Though L.A. Gear has yet to record a profitable quarter, analysts said its positioning is likely to begin paying off shortly.
'They've come farther in the last 18 months than any company has come in a long time,' said Gary Jacobsen, footwear industry analyst with Kidder Peabody, N.Y. 'They're still losing money. But I believe their August quarter will be the company's first profitable quarter in three years and that 1994 will be profitable for them. That's because there will be a large amount of footwear business to be done in the $40-60 price range.'
The current slowdown in the higher-priced category, which has lead to a recent softening of sales at Nike and Reebok, relates to fashion and variety becoming a more important element in buying shoes than technical fireworks, according to Jacobsen.
'Eighty percent of the people who buy athletic footwear don't buy it for the purpose it's intended, so it's a fashion issue,' said Jacobsen.
The women's fashion and footwear campaign, set to debut next month from agency Ogilvy & Mather/N.Y. under the themeline 'The Sport of Style,' includes a television spot from the hot team of Rocky Morton and Annabel Jankel, who directed current Disney release Super Mario Brothers. Print will include a 12-16 page insert in Vogue. At the same time, L.A. Gear will break a second generation of L.A. Tech Light Gear ads with the continuing theme, 'If you want to own the night, own the light.' In September, the company will launch a major back-to-school TV blast for Kombat Gear, a new line of combat boots, and for the Street Hiker line.

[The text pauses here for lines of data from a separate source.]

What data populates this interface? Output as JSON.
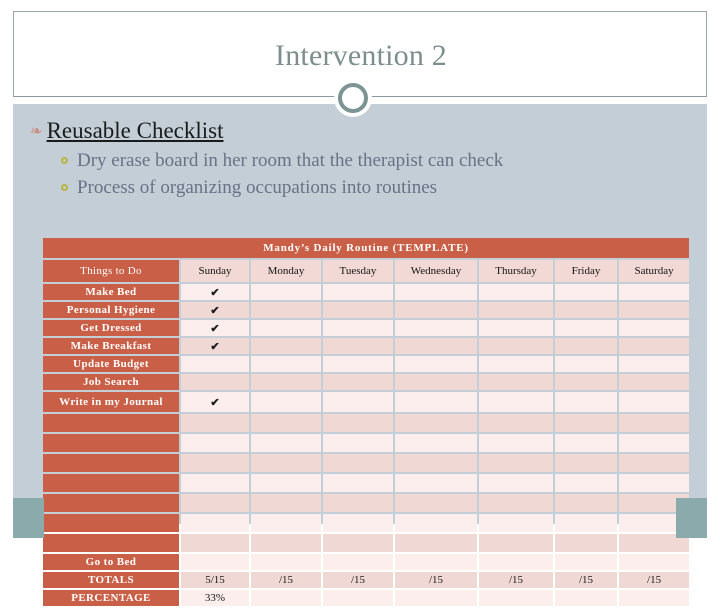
{
  "slide": {
    "title": "Intervention 2",
    "accent_color": "#8aaaab",
    "band_color": "#c3ced6",
    "title_color": "#7d8e8e"
  },
  "bullets": [
    {
      "level": 1,
      "glyph": "bullet-ornament-icon",
      "glyph_char": "❧",
      "text": "Reusable Checklist"
    },
    {
      "level": 2,
      "glyph": "bullet-circle-icon",
      "text": "Dry erase board in her room that the therapist can check"
    },
    {
      "level": 2,
      "glyph": "bullet-circle-icon",
      "text": "Process of organizing occupations into routines"
    }
  ],
  "table": {
    "caption": "Mandy’s Daily Routine (TEMPLATE)",
    "accent_color": "#c85f46",
    "row_label_header": "Things to Do",
    "columns": [
      "Sunday",
      "Monday",
      "Tuesday",
      "Wednesday",
      "Thursday",
      "Friday",
      "Saturday"
    ],
    "check_char": "✔",
    "rows": [
      {
        "label": "Make Bed",
        "cells": [
          "✔",
          "",
          "",
          "",
          "",
          "",
          ""
        ]
      },
      {
        "label": "Personal Hygiene",
        "cells": [
          "✔",
          "",
          "",
          "",
          "",
          "",
          ""
        ]
      },
      {
        "label": "Get Dressed",
        "cells": [
          "✔",
          "",
          "",
          "",
          "",
          "",
          ""
        ]
      },
      {
        "label": "Make Breakfast",
        "cells": [
          "✔",
          "",
          "",
          "",
          "",
          "",
          ""
        ]
      },
      {
        "label": "Update Budget",
        "cells": [
          "",
          "",
          "",
          "",
          "",
          "",
          ""
        ]
      },
      {
        "label": "Job Search",
        "cells": [
          "",
          "",
          "",
          "",
          "",
          "",
          ""
        ]
      },
      {
        "label": "Write in my Journal",
        "cells": [
          "✔",
          "",
          "",
          "",
          "",
          "",
          ""
        ]
      },
      {
        "label": "",
        "cells": [
          "",
          "",
          "",
          "",
          "",
          "",
          ""
        ]
      },
      {
        "label": "",
        "cells": [
          "",
          "",
          "",
          "",
          "",
          "",
          ""
        ]
      },
      {
        "label": "",
        "cells": [
          "",
          "",
          "",
          "",
          "",
          "",
          ""
        ]
      },
      {
        "label": "",
        "cells": [
          "",
          "",
          "",
          "",
          "",
          "",
          ""
        ]
      },
      {
        "label": "",
        "cells": [
          "",
          "",
          "",
          "",
          "",
          "",
          ""
        ]
      },
      {
        "label": "",
        "cells": [
          "",
          "",
          "",
          "",
          "",
          "",
          ""
        ]
      },
      {
        "label": "",
        "cells": [
          "",
          "",
          "",
          "",
          "",
          "",
          ""
        ]
      },
      {
        "label": "Go to Bed",
        "cells": [
          "",
          "",
          "",
          "",
          "",
          "",
          ""
        ]
      },
      {
        "label": "TOTALS",
        "cells": [
          "5/15",
          "/15",
          "/15",
          "/15",
          "/15",
          "/15",
          "/15"
        ]
      },
      {
        "label": "PERCENTAGE",
        "cells": [
          "33%",
          "",
          "",
          "",
          "",
          "",
          ""
        ]
      }
    ]
  }
}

L.A. GEAR'S PERFORMANCE
Net Sales $619.2M $430.2M
Net Loss $66.2M $71.9M
Copyright Adweek L.P. (1993)